The Edward H. Nabb Research Center for Delmarva History and Culture, located at Salisbury University, is a research laboratory for university students and history enthusiasts alike. What began in 1982 as an idea by several history professors, the Edward H. Nabb Center was known as the Center for Delmarva History. Much like today, the primary historical focus for this center was local colonial history and records. Up until 2016, the center was located in a building near the football stadium that was previously used as a doctor’s office. As the center began collecting donated items from local families and groups, they began to outgrow their space.

In 1998, Mr. Edward H. Nabb, an attorney from Cambridge, MD, contacted Salisbury University informing them that he wished to make a monetary gift to benefit local historical research. From there, the construction team began making their plans for a sophisticated and scholarly building where students and guests could have access to books, archives, artifacts, and more. The construction of the Guerrieri Academic Commons, which houses the Edward H. Nabb Research Center, began and the official move into the new building was completed in July 2016.

We took our official tour of the center with Director, Creston S. Long, Ph.D., who began his career with Salisbury University in 2001 as part of a grant project. In 2002, Dr. Long officially joined the staff at SU teaching in the history department. Today, Dr. Long still teaches one history class while his primary focus is the work that is being done in the center.

We asked Dr. Long where most of the archives and artifacts are found on the Shore. He responded that these donated materials come from so many different sources. They hear from families who may be cleaning out the family attic and stumble upon boxes of old newspapers, books, records, and more. Another phone call he received was from a local organization that was in the process of moving into a new building. During the cleaning process, they found hand-written records of packages that were shipped overseas to soldiers who were serving during the 1920’s. Hand-written records, which are absolutely priceless, can successfully be stored in the temperature controlled archives room. This room, which measures out to 8,000 linear feet of storage space is constantly monitored by the research team and kept at a cool 62 degrees. Movable shelves help to maximize the space and with today’s technology are incredibly easy to navigate and move.

For those who think they have found a valuable treasure in their possession, the first step is to contact the Edward H. Nabb Research Center. From there, they will provide you with instructions on how to preserve your items. There are harmful factors to consider when storing valuable items like mold, silverfish, acid in cardboard boxes and more.
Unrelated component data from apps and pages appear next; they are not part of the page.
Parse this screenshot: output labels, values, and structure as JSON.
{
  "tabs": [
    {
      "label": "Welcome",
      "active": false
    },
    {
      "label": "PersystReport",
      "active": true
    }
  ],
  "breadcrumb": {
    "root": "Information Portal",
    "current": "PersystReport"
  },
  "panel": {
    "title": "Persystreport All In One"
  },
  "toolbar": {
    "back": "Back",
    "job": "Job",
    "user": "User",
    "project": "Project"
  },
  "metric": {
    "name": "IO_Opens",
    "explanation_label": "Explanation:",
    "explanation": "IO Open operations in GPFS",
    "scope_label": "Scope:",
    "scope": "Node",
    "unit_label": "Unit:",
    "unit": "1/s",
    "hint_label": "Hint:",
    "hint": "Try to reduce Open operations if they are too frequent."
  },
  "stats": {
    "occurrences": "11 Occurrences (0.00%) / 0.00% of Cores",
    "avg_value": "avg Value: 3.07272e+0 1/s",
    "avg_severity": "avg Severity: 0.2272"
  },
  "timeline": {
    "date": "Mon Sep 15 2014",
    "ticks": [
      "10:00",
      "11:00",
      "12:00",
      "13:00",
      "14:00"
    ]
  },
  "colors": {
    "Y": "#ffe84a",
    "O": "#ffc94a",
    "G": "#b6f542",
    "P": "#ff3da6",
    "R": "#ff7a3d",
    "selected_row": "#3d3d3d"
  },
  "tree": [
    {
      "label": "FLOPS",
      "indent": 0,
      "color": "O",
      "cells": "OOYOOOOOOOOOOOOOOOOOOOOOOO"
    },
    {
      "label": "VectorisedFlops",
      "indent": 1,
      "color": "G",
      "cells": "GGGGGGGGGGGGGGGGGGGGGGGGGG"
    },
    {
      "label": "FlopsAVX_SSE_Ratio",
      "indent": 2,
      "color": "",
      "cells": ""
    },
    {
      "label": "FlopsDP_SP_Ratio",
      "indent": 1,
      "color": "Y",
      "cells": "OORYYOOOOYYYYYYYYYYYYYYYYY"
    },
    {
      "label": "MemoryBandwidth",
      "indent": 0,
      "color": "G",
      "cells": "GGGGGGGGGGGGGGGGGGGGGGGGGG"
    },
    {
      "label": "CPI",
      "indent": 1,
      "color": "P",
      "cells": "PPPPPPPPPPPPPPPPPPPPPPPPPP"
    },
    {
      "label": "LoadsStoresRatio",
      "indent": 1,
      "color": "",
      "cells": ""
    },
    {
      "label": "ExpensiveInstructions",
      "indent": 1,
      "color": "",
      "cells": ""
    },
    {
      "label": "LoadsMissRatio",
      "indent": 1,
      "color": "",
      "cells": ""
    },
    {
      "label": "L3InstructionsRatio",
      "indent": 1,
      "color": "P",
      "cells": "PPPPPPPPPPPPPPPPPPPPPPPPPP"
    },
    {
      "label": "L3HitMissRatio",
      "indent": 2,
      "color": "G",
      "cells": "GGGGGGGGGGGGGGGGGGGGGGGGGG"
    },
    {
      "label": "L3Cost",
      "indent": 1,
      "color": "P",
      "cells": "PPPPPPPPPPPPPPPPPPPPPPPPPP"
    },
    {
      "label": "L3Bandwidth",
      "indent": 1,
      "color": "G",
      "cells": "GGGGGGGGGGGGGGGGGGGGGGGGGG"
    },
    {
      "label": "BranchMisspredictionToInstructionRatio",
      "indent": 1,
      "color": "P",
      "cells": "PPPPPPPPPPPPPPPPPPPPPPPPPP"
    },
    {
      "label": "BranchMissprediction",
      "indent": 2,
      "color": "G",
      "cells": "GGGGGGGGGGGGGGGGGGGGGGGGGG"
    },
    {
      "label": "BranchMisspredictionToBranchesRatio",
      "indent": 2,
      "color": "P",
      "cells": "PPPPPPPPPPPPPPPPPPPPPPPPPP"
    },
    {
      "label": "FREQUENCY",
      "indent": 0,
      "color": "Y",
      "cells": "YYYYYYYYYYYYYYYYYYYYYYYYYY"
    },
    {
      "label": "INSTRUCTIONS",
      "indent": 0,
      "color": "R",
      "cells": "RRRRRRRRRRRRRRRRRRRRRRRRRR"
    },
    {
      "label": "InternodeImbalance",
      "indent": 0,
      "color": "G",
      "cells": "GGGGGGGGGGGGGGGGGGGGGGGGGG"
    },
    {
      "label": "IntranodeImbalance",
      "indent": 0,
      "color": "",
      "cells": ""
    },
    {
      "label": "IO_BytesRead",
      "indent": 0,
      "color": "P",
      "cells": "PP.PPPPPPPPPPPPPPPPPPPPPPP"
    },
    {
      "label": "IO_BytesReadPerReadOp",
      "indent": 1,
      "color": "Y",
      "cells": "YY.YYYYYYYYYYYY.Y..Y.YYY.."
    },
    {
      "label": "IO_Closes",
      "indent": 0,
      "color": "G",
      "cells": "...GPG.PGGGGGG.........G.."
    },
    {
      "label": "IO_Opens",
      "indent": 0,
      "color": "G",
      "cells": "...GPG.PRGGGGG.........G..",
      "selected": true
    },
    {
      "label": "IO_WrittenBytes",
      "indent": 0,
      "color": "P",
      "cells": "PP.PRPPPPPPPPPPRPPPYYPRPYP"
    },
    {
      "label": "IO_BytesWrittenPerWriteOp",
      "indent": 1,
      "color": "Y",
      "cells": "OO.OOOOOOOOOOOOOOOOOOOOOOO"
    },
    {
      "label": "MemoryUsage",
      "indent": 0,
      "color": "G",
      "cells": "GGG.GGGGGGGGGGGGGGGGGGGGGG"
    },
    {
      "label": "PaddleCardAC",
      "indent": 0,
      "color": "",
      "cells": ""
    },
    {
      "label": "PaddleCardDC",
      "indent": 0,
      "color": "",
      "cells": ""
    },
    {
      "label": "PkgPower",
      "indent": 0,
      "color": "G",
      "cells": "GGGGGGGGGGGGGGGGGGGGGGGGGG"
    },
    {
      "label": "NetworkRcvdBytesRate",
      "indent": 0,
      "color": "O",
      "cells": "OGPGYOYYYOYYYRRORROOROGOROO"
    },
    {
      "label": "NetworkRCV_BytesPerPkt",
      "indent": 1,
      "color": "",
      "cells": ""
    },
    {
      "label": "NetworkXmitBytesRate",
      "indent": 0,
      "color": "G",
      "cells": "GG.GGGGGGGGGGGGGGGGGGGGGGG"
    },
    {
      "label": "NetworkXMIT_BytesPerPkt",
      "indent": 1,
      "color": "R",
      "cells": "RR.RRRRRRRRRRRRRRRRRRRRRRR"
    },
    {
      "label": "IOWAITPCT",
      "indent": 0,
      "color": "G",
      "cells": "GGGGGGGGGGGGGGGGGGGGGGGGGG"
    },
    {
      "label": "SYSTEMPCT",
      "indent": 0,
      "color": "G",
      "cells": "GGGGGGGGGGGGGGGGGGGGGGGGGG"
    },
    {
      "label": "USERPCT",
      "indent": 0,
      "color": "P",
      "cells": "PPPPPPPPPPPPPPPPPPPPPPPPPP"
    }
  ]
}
The Archivists are ready to help you evaluate your belongings and on the rare occasion, will visit your location to view and evaluate the items that you have.

When moving the research center to the new building on campus, Dr. Long and his team had two questions in mind:

  1. How can we accommodate our students?
  2. How can we promote and publicize this center to professors and scholars who are studying the region?

Once an item is archived, it is then documented in the Salisbury University database, which everyone has access to. Another benefit to the center is that they now have separate private rooms that will accommodate up to 40 people where open discussions can be had while researchers are working in the quiet space of the center. The center also hires student assistants to train in archival work each semester.

While visiting the center, be sure to stop by the additional space that celebrates the Salisbury University Theater Department circa 1970’s. Complete with original scripts that include hand-written edits and playbills for each show. Photos for each performance are on display in addition to photos of those who paved the way for the SU Theater Department that we know and love today.

In addition, take note of the rotating display located on the 1st floor of the Guerrieri Academic Commons. Currently on display, the Edward H. Nabb Research Center has constructed a display to celebrate African American education from the early 20th century. A notable portion of this exhibit is dedicated to Mr. Julius Rosenwald, an American businessman who donated millions of dollars to build the “Rosenwald Schools,” one of which is still open for touring in Worcester County.

Want to learn more? Visit the research center today! To view the operation hours for the center, please click here. To view items stored in the Archives, please make an appointment with the center so that items can be prepared for your visit.